Helping a patient breathe
Emergency responders from Ashwaubenon Public Safety and De Pere trained to learn another way to help a patient breathe on Monday.
It's called cricothyrotomy and it's a last-resort but after some recent critical care cases, Aurora Baycare helped provide personnel with a review.
There's a lot an emergency responder can do to save a patient's life before making it to the hospital --- and this technique is one of them.
“A lack of an airway will cause somebody to die and have permanent brain damage within 4-6 minutes, that is much shorter than the time it takes, to get to any of our hospitals on any given day,” said Dr. Steve Stroman, an EMS Physician with Baycare Clinic.
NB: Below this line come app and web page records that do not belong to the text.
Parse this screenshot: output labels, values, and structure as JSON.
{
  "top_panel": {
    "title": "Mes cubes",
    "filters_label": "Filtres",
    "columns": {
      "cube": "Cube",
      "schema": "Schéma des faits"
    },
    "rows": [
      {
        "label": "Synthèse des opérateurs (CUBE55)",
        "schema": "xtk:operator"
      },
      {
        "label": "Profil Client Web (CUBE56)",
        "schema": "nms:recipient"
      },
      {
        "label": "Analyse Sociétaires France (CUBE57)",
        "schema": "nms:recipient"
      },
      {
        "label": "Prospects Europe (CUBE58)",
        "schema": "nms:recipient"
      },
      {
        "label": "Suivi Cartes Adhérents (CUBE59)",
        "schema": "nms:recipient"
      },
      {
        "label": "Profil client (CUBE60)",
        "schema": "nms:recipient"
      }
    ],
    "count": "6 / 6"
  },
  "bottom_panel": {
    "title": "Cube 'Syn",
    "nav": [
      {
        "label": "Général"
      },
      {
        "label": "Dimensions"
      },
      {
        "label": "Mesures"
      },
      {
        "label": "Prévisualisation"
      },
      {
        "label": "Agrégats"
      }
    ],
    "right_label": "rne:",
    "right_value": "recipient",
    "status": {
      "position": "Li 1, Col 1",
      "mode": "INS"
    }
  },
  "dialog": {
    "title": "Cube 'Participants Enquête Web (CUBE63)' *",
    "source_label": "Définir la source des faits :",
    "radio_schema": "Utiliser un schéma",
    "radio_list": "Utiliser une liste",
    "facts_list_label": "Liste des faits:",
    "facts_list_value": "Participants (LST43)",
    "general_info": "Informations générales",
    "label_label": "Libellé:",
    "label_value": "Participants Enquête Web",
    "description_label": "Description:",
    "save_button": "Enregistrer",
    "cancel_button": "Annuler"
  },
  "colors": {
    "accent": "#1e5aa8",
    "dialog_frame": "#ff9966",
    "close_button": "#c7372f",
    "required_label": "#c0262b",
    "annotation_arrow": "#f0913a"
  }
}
It’s a high stress procedure that needs to fast and efficient.
“That is a last chance airway, basically a field procedure where the paramedics needing to supply an airway for the patients in the field would use a scalpel and actually cut through the patient's skin to their trachea and airway in order to provide air and ventilation for the patients,” said Don Riha, Lieutenant of Public Safety in Ashwaubenon.
Aurora Baycare's Medical Director of trauma, Dr. Michael Mackowski, leading the training using pig tracheas, said this last-resort procedure makes a difference for him when the patient arrives.
“If the procedure is performed correctly on the front end, it makes conversion to a formal airway procedure in the operating room a lot easier for me,” said Dr. Mackowski.
The training is a review and a way to give e-m-s personnel the confidence, if it comes down to it.
“When you do it multiple times and have the interaction to be able to do it, even if it's every 3 or 4 years just to have that knowledge and say hey ok I can revert back to this, feel comfortable in your skills and be able to do the task,” said Dan Gatz, a De Pere paramedic.